■ Assignment
Read through the entries below and copy each line where "text" turns up.

■ Provided material
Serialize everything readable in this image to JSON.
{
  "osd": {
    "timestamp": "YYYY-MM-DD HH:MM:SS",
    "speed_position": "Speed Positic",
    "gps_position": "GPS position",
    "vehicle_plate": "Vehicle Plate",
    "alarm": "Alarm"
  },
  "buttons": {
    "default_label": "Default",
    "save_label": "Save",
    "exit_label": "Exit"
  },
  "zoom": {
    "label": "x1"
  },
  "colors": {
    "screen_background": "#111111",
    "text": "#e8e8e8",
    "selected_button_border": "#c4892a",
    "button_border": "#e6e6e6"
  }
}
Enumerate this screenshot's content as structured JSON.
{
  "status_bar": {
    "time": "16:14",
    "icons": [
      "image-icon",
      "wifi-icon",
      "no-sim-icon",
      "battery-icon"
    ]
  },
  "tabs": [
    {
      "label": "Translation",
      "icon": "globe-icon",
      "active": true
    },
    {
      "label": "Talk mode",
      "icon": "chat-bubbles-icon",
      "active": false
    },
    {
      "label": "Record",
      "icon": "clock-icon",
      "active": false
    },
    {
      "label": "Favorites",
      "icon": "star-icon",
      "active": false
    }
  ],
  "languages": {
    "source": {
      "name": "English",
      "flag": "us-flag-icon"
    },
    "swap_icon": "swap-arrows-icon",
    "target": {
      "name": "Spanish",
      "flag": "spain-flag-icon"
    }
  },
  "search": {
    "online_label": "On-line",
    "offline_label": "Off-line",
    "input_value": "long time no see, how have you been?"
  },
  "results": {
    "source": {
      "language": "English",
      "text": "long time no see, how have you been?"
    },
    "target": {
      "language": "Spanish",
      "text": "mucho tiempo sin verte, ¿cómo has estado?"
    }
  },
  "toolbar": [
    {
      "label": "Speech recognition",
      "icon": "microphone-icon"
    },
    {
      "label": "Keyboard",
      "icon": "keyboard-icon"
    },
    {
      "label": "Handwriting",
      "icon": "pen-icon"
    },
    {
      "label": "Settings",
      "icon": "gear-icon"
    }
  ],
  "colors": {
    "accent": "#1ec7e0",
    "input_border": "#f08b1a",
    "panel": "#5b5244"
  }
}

■ Answer space
    "text": "#e8e8e8",
      "text": "long time no see, how have you been?"
      "text": "mucho tiempo sin verte, ¿cómo has estado?"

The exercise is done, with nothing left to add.